WHAT TO DO: In the material below, find each line holding the string "status" and copy it.

SUPPLIED INFORMATION:
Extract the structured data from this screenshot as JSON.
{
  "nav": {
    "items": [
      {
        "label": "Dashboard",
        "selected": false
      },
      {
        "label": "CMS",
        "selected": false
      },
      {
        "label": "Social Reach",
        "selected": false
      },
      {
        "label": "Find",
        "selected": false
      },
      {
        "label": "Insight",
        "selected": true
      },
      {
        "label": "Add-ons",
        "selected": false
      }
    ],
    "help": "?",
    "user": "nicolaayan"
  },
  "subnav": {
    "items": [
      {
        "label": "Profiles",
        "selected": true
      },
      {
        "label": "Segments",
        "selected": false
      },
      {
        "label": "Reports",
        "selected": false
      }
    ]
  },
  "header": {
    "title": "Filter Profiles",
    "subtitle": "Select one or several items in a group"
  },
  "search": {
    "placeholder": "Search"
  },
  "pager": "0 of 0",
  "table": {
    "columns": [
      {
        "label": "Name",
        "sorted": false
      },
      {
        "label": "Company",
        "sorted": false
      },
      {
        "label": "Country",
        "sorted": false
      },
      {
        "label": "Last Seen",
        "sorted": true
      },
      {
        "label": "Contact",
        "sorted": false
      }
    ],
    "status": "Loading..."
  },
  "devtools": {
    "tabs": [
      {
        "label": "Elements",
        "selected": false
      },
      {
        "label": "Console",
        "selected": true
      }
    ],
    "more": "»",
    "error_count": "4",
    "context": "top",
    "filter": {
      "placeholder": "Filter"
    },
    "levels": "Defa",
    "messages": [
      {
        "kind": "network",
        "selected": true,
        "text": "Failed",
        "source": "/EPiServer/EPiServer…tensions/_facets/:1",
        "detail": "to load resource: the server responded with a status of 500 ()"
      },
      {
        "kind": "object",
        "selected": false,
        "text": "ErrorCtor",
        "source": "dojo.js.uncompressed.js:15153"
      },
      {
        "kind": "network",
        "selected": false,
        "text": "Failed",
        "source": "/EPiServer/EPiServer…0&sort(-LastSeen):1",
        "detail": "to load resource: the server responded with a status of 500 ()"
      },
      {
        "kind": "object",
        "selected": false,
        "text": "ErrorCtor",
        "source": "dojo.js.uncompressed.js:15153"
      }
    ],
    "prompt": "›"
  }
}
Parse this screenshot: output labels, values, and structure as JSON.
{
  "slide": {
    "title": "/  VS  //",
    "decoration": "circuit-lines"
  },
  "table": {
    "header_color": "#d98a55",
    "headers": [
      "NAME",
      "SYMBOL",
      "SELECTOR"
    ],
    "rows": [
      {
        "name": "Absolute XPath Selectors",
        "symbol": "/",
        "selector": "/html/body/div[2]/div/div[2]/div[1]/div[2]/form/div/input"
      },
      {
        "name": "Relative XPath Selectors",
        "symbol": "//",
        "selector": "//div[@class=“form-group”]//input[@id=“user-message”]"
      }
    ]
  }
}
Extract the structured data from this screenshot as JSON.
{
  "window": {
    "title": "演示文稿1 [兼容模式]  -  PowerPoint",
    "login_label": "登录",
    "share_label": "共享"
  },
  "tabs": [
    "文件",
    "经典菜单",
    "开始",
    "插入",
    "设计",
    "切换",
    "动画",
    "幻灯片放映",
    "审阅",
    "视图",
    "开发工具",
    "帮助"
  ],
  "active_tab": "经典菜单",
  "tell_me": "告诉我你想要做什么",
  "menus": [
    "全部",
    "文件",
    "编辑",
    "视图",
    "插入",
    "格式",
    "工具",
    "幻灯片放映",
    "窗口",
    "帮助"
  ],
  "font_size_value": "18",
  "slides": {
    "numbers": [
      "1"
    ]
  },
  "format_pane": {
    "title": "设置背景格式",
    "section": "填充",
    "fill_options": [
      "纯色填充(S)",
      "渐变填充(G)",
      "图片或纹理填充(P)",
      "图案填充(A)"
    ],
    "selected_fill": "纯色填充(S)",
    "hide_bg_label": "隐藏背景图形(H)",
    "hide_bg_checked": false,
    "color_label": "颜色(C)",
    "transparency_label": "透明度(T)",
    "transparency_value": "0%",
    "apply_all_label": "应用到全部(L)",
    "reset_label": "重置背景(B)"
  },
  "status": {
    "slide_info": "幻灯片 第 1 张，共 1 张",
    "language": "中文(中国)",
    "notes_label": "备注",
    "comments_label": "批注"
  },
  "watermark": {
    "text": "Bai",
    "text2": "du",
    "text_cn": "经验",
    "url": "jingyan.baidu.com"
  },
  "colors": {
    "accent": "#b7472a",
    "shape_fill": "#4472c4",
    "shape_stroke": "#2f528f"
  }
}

TASK ANSWER:
    "status": "Loading..."
        "detail": "to load resource: the server responded with a status of 500 ()"
        "detail": "to load resource: the server responded with a status of 500 ()"
  "status": {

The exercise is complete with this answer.